## Task statement
Nothing is needed except the lines below that run from the one with "What data populates" through the one with "Enumerate this screenshot's", repeated exactly.

Excerpts from an interface dataset:
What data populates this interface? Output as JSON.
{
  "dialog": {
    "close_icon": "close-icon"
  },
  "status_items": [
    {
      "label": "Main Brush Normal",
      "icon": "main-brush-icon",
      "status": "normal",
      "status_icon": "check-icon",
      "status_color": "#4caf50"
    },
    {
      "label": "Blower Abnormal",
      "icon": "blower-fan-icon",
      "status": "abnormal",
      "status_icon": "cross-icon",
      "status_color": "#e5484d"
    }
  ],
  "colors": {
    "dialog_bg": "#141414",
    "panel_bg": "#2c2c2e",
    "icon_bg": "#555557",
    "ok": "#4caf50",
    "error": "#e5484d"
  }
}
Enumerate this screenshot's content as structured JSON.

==

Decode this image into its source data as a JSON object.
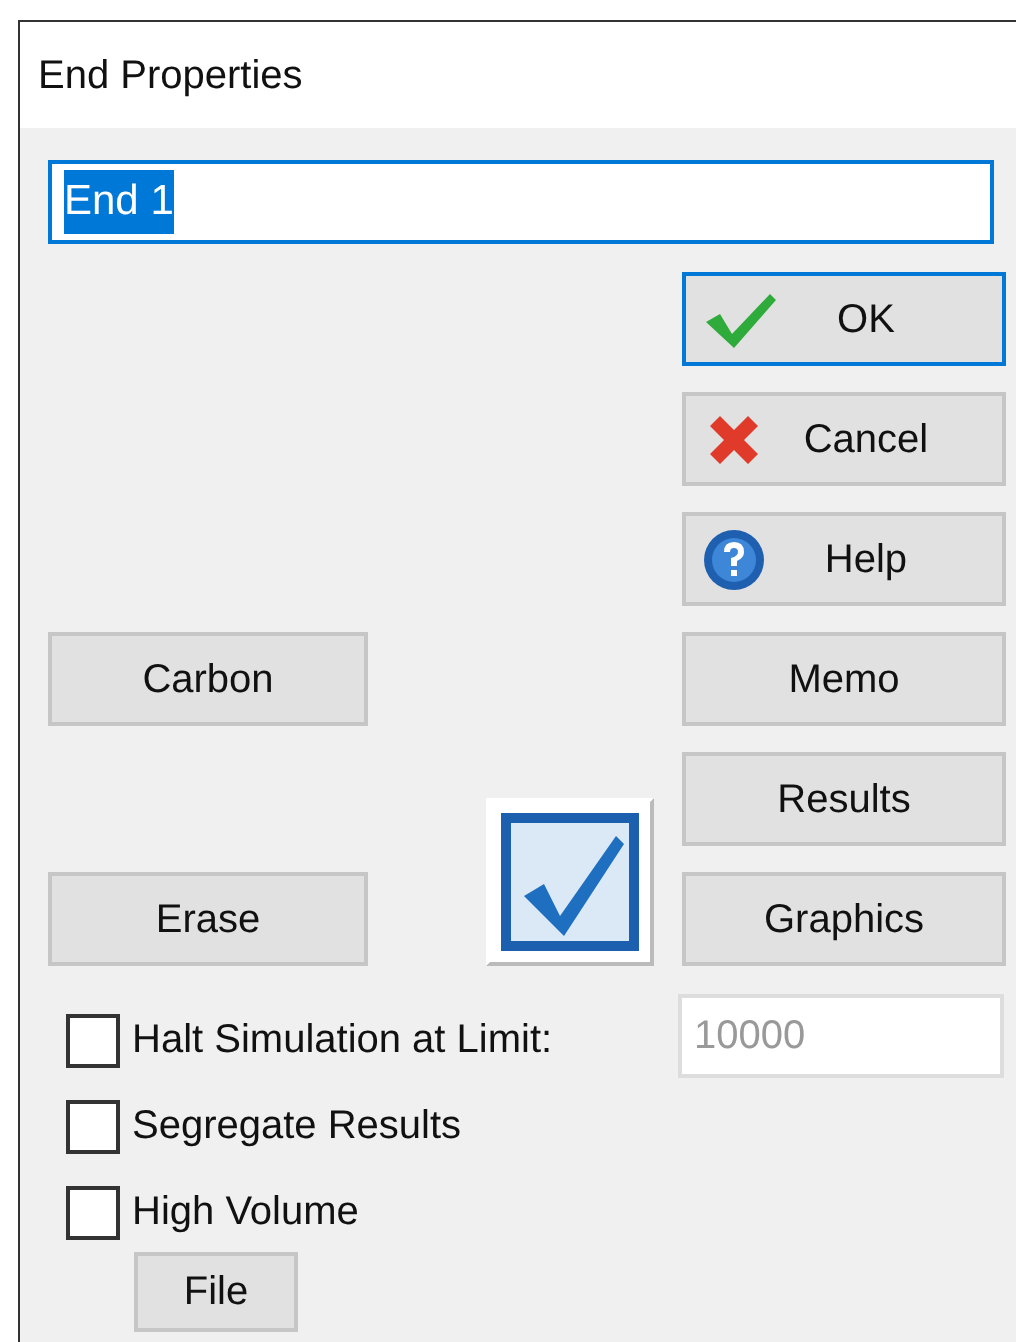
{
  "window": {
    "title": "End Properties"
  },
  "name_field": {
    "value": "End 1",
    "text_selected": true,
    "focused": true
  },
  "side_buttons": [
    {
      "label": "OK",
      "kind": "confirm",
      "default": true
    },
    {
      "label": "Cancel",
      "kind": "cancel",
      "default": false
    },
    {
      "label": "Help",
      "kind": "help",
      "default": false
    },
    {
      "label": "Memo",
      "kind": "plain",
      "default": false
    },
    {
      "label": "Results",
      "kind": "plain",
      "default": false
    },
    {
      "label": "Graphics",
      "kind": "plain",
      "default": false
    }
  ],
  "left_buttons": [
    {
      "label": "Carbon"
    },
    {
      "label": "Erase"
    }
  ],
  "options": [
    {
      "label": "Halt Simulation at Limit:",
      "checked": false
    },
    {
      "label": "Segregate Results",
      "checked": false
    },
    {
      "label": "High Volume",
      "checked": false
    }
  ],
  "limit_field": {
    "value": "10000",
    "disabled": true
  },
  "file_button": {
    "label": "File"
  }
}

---

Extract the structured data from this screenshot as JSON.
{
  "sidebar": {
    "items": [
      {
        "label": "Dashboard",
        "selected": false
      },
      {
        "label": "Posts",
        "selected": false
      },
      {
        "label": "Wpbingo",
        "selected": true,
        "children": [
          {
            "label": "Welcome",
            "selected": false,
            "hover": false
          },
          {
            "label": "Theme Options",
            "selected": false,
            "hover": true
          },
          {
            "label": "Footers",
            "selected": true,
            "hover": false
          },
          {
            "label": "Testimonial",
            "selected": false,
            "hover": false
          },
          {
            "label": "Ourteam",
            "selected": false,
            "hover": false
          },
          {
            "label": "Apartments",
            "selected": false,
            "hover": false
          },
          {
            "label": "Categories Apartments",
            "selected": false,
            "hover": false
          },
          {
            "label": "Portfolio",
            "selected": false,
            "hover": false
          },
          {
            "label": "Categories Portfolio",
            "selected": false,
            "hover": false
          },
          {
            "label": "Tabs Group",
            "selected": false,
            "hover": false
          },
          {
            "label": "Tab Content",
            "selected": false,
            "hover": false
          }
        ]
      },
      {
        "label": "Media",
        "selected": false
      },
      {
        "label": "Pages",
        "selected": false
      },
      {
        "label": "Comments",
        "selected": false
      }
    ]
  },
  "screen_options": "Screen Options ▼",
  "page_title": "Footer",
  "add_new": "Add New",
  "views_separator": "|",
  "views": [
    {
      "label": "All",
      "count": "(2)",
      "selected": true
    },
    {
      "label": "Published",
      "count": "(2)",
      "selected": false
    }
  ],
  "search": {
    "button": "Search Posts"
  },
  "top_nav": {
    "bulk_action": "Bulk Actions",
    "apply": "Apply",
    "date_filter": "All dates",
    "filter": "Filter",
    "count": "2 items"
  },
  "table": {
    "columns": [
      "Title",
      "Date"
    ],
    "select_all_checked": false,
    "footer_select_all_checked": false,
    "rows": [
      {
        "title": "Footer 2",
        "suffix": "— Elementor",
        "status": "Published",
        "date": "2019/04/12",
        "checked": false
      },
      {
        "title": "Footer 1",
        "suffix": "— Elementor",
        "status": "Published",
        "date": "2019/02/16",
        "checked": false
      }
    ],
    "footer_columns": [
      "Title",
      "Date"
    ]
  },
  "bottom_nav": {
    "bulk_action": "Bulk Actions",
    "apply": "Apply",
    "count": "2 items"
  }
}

## Response below
What data populates this interface? Output as JSON.
{
  "dialog": {
    "close_icon": "close-icon"
  },
  "status_items": [
    {
      "label": "Main Brush Normal",
      "icon": "main-brush-icon",
      "status": "normal",
      "status_icon": "check-icon",
      "status_color": "#4caf50"
    },
    {
      "label": "Blower Abnormal",
      "icon": "blower-fan-icon",
      "status": "abnormal",
      "status_icon": "cross-icon",
      "status_color": "#e5484d"
    }
  ],
  "colors": {
    "dialog_bg": "#141414",
    "panel_bg": "#2c2c2e",
    "icon_bg": "#555557",
    "ok": "#4caf50",
    "error": "#e5484d"
  }
}
Enumerate this screenshot's content as structured JSON.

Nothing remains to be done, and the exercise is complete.